At the regularly scheduled meeting of North Grenville Council on April 4, a highly anticipated discussion of a proposed partnership between the YMCA and the Municipality took place. The partnership will see the YMCA take on the logistics of operating Kemptville’s outdoor pool throughout the summer season, though the ownership of the pool will remain with the Municipality.
Before jumping into a discussion of the partnership, a Chamber of Commerce agenda item which had been scheduled for later in the meeting was bumped up, likely as a precaution to prevent the polarizing nature of the YMCA partnership proposal from overshadowing the Chamber presentation. Terri-Lyn McEvoy of the North Grenville Chamber of Commerce addressed Council with the welcome news of what a recent municipal grant was used for. Terri-Lyn explained that the grant was used to hire a staff member, which allowed for a successful application for a $79,000 grant from RTO 9. This money will be used to build benches and bike repair stations this spring. As part of the presentation, Terri-Lyn provided some additional background information about the Chamber, including a brief summary of the Chamber’s financials.
When it came time to address the YMCA partnership topic, YMCA CEO Rob Adams began by giving Council some background information on the YMCA, including the various programs that the organization offers, and the families that it helps. The presentation resembled a “business pitch”, with an explanation of the resources and experience that the YMCA brings to the table.

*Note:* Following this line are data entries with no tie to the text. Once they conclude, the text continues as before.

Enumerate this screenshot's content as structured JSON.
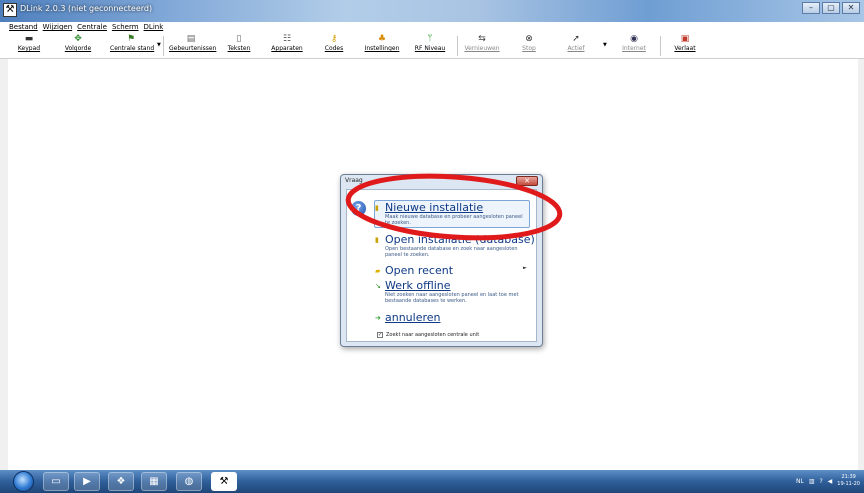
{
  "window": {
    "title": "DLink 2.0.3 (niet geconnecteerd)",
    "controls": [
      "–",
      "▢",
      "✕"
    ]
  },
  "menu": [
    "Bestand",
    "Wijzigen",
    "Centrale",
    "Scherm",
    "DLink"
  ],
  "toolbar": {
    "keypad": "Keypad",
    "volgorde": "Volgorde",
    "centrale_stand": "Centrale stand",
    "gebeurtenissen": "Gebeurtenissen",
    "teksten": "Teksten",
    "apparaten": "Apparaten",
    "codes": "Codes",
    "instellingen": "Instellingen",
    "rf_niveau": "RF Niveau",
    "vernieuwen": "Vernieuwen",
    "stop": "Stop",
    "actief": "Actief",
    "internet": "Internet",
    "verlaat": "Verlaat"
  },
  "dialog": {
    "title": "Vraag",
    "close": "✕",
    "options": {
      "nieuwe": {
        "label": "Nieuwe installatie",
        "desc": "Maak nieuwe database en probeer aangesloten paneel te zoeken."
      },
      "open_db": {
        "label": "Open installatie (database)",
        "desc": "Open bestaande database en zoek naar aangesloten paneel te zoeken."
      },
      "recent": {
        "label": "Open recent"
      },
      "offline": {
        "label": "Werk offline",
        "desc": "Niet zoeken naar aangesloten paneel en laat toe met bestaande databases te werken."
      },
      "annuleren": {
        "label": "annuleren"
      }
    },
    "checkbox_label": "Zoekt naar aangesloten centrale unit"
  },
  "highlight": {
    "color": "#e01a1a"
  },
  "taskbar": {
    "language": "NL",
    "time": "21:39",
    "date": "19-11-20"
  }
}
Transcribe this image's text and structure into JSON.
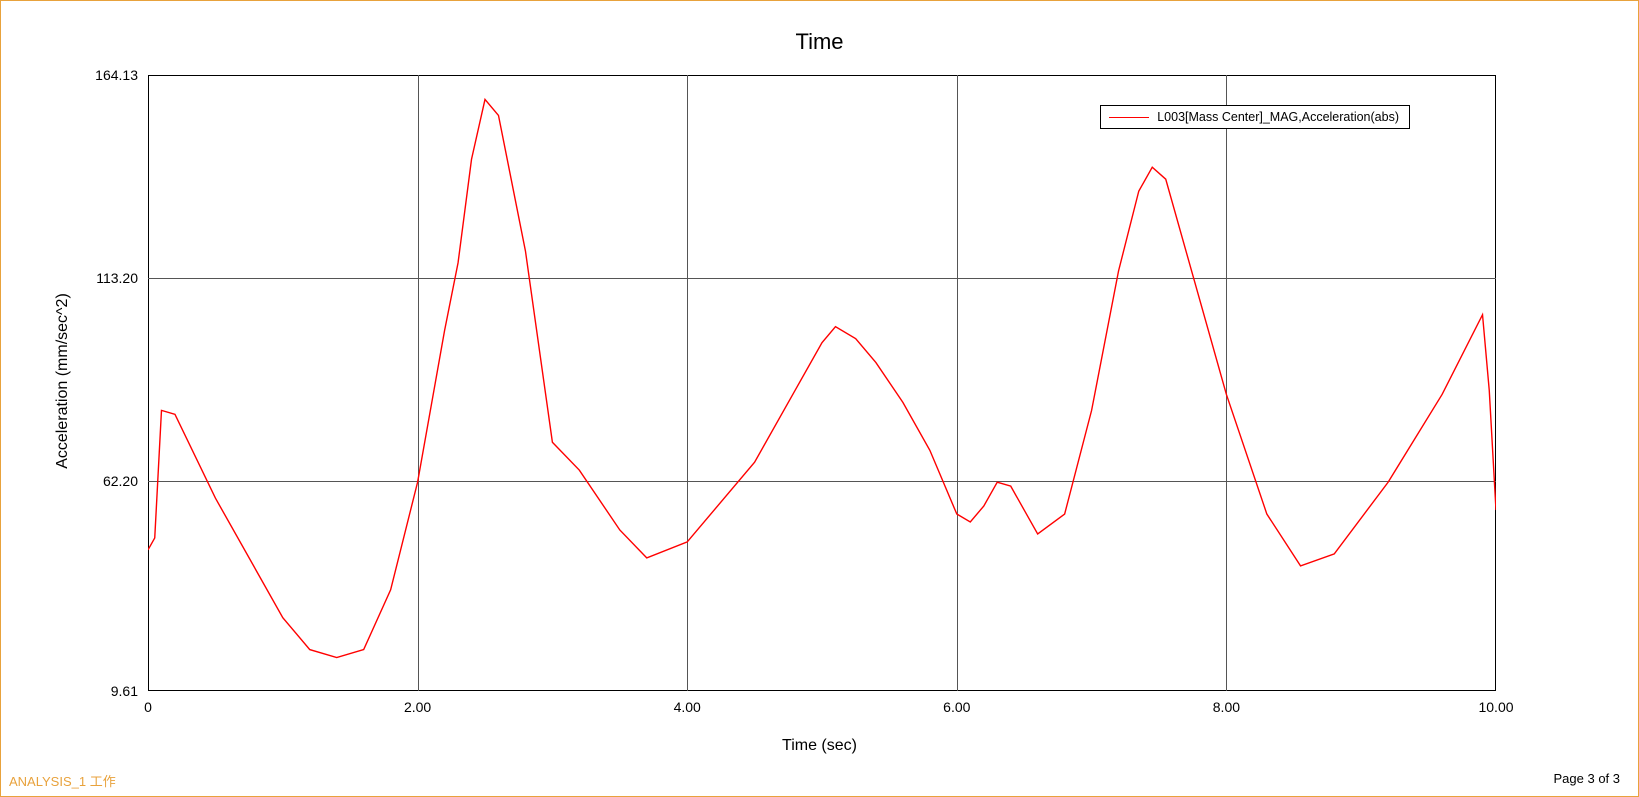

The floor was subsequently opened up for discussion. Councillor Kristin Strackerjan used the opportunity to put forward residents’ questions and concerns for Rob to answer. One such question revolved around the feeling that the Kemptville pool is “sacred ground” – a local place with a rich history. Councillor Strackerjan asked for a commitment that the YMCA will respect what the pool means for locals. Rob explained that the YMCA is not “the Brockville YMCA”, as many people believe, but is actually the YMCA of Eastern Ontario which has evolved over 160 years to serve all area communities. He also reassured that standards of water safety and public access would not change. He further stated that there is a global shortage of qualified lifeguards due to the COVID-19 pandemic, but that the YMCA typically hires young, local staff just as the Municipality would for running the pool.
“I understand, based upon our conversation last Tuesday, that certainly we want to make sure that to the extent possible, this year’s program looks similar to past years,” added Mayor Nancy Peckford. “But at the same time, both the Municipality and the [YMCA] may find opportunities to improve service levels, or to introduce new programs, or go in new directions based upon the mutual experience we have this year.”
“Language may change, names may change, but… being a proven entity with a history of success, I really am confident that we will be able to provide a service and a collaboration that the community can be proud of,” said Rob, in response to the Mayor. Other discussion took place on the matter as well, before other agenda items were discussed. These included a planning report, a fire services report, a financial update, and discussions of routine matters such as municipal drains.
Finally, during the Parks, Recreation and Culture portion of the meeting, Council moved to approve the Memorandum of Understanding (MOU) for the partnership between the Municipality and the YMCA, and authorized the Director to execute the MOU on behalf of the Municipality.
The full discussions from the April 4 Council meeting, which ran for over two hours, can be viewed at https://www.youtube.com/@NorthGrenville.